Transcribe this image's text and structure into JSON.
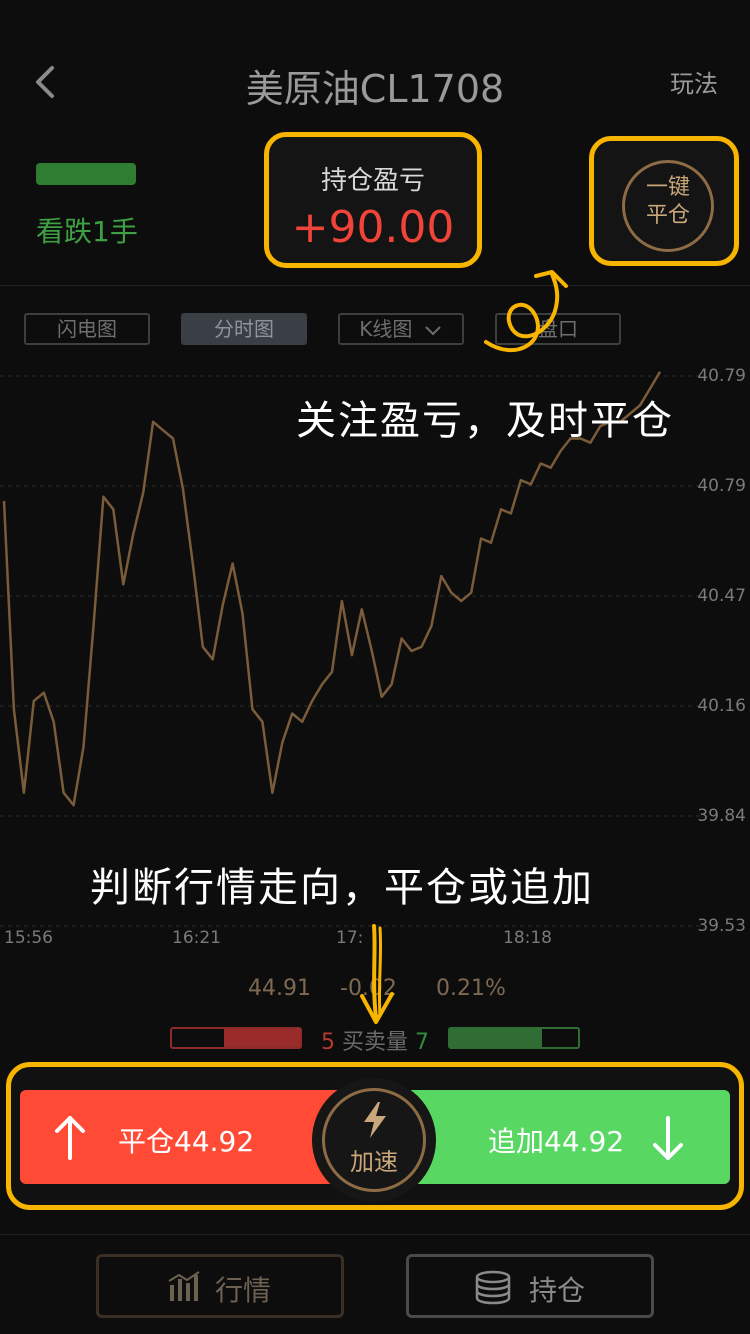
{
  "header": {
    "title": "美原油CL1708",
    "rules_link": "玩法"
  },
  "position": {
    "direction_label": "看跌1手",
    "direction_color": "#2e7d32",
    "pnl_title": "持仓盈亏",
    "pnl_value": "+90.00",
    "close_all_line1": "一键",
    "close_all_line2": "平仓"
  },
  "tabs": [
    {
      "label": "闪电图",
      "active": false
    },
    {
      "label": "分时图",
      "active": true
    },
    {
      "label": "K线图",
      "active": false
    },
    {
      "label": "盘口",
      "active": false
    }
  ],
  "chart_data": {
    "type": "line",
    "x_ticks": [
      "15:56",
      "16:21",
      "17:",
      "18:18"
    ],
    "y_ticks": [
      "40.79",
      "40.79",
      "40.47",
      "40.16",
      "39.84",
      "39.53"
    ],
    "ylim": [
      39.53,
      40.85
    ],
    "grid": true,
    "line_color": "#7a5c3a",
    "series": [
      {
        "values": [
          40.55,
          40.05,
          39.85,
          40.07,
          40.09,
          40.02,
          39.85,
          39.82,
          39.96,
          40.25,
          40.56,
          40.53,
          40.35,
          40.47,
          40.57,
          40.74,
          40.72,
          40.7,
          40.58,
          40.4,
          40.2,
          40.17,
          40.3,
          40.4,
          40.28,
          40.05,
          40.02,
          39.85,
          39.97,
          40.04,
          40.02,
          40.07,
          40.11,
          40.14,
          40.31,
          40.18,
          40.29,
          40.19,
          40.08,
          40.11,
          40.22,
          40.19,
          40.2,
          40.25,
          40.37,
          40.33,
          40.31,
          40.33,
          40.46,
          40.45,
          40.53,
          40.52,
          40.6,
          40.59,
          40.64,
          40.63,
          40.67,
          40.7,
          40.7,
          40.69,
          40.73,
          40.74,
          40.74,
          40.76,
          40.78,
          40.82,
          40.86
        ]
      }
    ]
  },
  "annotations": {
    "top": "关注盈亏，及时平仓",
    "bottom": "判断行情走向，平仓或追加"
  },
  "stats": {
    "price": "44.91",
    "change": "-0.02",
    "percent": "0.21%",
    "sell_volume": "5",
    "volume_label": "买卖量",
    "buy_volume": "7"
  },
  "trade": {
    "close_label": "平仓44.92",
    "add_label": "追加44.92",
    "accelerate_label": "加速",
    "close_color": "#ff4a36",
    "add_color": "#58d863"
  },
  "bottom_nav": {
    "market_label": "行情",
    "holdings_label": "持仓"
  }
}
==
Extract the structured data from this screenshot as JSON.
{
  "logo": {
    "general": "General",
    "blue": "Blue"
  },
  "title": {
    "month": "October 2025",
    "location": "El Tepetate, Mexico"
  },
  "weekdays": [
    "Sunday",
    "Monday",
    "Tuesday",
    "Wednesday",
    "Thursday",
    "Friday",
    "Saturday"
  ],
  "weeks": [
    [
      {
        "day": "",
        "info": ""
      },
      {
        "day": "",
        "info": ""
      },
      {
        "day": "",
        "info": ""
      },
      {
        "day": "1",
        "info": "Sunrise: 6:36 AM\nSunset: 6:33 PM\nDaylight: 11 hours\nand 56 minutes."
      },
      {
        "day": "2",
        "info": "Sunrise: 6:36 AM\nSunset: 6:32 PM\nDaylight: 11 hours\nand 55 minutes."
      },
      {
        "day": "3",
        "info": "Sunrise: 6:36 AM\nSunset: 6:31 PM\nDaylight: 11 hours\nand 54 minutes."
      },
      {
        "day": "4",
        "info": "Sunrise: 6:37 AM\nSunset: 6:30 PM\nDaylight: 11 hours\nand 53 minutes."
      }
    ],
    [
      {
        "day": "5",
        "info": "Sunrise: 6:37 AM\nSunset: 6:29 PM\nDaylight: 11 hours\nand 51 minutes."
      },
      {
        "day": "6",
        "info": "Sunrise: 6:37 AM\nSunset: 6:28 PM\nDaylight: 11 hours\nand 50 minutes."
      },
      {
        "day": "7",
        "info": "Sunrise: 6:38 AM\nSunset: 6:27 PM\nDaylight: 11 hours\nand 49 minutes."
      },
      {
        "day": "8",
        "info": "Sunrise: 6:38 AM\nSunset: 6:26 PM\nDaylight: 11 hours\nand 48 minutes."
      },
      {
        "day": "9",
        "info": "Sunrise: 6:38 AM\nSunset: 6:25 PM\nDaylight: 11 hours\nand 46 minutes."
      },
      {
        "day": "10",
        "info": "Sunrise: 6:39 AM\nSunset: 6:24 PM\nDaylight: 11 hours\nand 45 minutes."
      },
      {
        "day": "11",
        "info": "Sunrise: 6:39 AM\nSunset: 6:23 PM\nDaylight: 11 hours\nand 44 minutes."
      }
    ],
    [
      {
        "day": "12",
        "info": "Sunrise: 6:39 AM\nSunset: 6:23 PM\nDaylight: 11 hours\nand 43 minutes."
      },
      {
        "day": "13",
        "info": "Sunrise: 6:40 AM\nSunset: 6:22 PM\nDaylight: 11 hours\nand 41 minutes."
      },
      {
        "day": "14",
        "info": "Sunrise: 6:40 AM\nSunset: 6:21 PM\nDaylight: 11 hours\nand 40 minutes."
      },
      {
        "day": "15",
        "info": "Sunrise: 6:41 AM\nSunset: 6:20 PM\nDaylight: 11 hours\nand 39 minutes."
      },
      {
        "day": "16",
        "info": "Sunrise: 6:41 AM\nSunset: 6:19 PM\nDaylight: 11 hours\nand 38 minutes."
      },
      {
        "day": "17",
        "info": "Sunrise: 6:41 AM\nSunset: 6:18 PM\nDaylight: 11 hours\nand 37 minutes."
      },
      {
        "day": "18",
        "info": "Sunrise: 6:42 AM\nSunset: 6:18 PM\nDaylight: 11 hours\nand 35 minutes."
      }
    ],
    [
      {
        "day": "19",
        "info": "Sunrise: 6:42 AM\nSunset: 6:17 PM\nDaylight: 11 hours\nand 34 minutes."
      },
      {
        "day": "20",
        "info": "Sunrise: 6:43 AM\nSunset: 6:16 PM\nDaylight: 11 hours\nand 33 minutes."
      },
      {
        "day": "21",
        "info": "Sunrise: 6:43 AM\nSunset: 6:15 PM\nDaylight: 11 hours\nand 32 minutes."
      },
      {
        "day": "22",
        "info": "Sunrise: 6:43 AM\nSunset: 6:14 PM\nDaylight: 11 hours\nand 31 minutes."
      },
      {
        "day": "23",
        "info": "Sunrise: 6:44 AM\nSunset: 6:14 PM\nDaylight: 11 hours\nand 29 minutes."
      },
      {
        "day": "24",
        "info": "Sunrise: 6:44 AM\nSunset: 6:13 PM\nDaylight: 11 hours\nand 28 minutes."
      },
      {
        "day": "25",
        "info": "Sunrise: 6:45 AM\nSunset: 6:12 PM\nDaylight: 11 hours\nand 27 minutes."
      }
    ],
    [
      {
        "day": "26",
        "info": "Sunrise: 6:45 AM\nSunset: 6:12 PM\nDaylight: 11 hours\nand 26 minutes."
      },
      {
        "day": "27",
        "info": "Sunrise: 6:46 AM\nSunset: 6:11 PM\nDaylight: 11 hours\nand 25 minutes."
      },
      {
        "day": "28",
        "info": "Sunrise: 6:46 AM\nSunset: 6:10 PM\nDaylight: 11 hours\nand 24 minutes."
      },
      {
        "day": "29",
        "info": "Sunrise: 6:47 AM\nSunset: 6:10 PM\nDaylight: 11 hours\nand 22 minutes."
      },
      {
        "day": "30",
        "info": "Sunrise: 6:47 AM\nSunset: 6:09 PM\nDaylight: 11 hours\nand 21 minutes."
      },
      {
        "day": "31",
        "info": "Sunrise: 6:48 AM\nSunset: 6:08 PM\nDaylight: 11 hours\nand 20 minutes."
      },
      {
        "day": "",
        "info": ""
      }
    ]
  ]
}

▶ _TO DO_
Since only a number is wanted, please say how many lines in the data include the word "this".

▶ _EXPECTED ANSWER_
2